**Exercise description:**
The expected answer is a single number, namely how many lines in the data below hold the word "JSON".

[Information provided]

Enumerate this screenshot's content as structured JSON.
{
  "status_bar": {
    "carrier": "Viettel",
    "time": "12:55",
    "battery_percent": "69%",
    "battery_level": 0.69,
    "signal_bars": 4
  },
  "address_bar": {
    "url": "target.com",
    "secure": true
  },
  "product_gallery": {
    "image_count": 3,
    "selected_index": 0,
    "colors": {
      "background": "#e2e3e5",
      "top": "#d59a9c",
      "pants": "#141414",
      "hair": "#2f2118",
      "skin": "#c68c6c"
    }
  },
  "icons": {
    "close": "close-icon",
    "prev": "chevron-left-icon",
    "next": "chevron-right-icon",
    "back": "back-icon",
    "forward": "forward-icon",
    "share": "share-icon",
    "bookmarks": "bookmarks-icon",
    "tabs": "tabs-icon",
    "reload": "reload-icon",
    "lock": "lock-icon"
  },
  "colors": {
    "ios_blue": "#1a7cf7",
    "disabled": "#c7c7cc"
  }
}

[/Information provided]
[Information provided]

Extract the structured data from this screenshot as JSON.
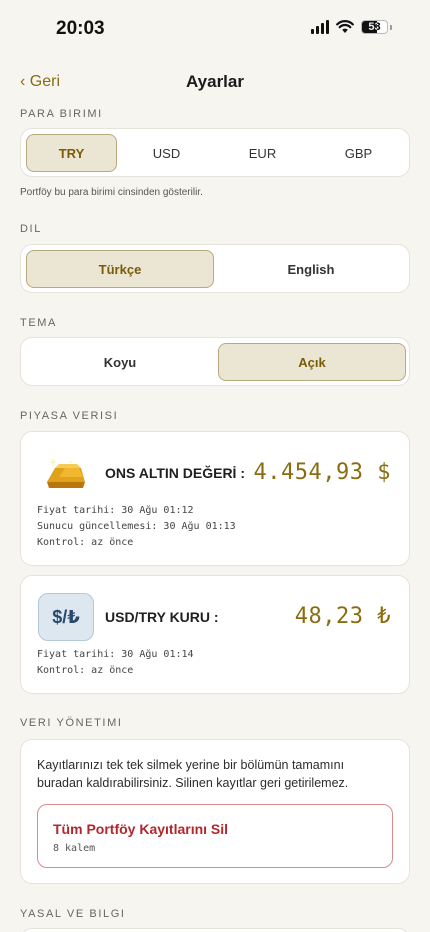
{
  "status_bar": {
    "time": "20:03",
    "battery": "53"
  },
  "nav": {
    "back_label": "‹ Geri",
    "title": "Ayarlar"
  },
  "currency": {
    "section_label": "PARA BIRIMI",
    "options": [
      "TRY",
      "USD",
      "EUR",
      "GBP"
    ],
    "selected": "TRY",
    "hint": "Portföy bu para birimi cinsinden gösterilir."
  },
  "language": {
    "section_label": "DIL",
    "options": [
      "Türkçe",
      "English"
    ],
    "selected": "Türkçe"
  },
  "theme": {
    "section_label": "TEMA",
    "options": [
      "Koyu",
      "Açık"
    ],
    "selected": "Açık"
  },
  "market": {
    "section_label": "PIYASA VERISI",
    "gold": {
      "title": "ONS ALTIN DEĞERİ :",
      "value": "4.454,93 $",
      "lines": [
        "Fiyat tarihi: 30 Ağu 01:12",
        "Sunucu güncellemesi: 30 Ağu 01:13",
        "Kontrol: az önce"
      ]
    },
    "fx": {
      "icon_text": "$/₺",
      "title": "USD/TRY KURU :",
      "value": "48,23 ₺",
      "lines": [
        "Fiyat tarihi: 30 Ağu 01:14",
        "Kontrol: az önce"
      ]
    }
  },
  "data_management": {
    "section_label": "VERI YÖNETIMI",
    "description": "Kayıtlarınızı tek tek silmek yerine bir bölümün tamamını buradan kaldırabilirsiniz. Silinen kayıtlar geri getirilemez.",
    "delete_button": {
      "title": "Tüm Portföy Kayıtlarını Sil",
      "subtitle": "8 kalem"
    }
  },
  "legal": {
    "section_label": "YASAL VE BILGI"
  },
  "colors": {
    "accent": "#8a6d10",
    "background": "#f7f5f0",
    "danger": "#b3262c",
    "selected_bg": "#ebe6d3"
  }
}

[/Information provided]

**Response:**
2